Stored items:
>>>
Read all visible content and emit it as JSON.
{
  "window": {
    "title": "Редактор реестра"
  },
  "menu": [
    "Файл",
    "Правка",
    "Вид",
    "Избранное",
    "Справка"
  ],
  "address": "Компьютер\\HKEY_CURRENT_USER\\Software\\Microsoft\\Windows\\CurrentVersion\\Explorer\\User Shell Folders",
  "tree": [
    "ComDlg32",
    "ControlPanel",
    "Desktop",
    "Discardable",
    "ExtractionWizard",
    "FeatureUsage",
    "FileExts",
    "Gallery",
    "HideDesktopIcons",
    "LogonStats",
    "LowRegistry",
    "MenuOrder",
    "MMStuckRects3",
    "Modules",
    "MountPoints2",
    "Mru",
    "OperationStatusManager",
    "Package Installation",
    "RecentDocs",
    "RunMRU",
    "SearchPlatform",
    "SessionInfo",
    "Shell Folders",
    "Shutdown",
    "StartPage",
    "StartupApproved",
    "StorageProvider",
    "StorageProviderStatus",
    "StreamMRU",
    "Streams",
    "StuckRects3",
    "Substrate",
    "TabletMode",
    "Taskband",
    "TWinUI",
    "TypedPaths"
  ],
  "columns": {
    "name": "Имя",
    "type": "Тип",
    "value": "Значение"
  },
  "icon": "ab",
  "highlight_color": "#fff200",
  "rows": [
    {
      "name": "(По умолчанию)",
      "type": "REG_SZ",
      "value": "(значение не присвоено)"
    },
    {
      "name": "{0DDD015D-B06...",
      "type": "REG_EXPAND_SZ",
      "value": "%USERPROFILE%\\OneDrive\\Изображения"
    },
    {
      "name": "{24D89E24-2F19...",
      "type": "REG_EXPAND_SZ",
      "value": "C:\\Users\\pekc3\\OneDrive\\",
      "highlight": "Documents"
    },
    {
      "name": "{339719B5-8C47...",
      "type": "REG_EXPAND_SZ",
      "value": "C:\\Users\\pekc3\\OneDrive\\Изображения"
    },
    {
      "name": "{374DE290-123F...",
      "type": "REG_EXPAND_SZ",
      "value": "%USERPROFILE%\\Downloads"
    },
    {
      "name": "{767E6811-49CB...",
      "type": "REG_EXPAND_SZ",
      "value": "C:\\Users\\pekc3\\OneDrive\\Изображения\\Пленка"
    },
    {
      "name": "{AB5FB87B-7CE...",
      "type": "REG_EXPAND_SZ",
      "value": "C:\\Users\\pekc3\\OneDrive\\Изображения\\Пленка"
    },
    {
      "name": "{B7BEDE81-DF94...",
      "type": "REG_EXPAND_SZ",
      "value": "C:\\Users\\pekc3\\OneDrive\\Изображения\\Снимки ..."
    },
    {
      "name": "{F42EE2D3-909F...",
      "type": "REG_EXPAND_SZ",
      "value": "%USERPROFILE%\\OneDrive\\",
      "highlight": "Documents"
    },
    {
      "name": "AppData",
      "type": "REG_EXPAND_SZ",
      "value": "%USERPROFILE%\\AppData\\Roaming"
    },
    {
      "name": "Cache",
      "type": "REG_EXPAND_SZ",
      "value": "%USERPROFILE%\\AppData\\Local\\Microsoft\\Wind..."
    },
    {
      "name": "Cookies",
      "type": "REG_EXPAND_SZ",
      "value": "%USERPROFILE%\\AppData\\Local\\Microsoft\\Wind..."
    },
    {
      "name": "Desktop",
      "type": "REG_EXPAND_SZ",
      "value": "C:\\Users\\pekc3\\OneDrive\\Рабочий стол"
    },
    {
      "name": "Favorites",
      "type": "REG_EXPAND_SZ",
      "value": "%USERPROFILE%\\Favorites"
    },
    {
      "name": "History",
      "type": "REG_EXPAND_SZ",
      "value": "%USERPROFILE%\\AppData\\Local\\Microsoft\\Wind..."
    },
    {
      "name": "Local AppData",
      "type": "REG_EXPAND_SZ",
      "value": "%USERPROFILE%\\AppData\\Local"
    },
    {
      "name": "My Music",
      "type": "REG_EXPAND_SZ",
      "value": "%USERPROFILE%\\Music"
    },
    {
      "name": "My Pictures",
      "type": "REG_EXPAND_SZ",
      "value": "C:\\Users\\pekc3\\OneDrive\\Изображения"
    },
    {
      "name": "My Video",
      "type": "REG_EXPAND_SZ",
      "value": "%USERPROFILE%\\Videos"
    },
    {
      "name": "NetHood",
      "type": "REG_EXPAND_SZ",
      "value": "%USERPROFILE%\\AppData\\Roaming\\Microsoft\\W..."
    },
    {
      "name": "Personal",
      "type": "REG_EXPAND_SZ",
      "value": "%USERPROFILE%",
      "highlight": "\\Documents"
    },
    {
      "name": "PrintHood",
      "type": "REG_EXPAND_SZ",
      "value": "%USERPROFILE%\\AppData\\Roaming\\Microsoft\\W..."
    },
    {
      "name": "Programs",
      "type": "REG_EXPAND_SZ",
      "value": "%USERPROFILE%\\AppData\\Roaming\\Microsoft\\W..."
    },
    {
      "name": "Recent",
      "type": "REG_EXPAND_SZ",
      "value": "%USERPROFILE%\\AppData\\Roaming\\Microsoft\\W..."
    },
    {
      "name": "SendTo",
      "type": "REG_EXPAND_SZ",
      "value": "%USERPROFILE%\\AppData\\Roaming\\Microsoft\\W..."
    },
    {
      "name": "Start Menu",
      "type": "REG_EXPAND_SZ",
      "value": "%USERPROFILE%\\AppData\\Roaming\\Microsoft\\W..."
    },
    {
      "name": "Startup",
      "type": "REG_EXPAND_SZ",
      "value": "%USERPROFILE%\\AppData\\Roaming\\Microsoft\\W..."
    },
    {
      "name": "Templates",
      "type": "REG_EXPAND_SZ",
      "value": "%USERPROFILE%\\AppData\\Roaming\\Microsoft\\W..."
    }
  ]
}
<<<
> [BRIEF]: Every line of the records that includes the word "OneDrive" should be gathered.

> [EXERCISE OUTPUT]:
      "value": "%USERPROFILE%\\OneDrive\\Изображения"
      "value": "C:\\Users\\pekc3\\OneDrive\\",
      "value": "C:\\Users\\pekc3\\OneDrive\\Изображения"
      "value": "C:\\Users\\pekc3\\OneDrive\\Изображения\\Пленка"
      "value": "C:\\Users\\pekc3\\OneDrive\\Изображения\\Пленка"
      "value": "C:\\Users\\pekc3\\OneDrive\\Изображения\\Снимки ..."
      "value": "%USERPROFILE%\\OneDrive\\",
      "value": "C:\\Users\\pekc3\\OneDrive\\Рабочий стол"
      "value": "C:\\Users\\pekc3\\OneDrive\\Изображения"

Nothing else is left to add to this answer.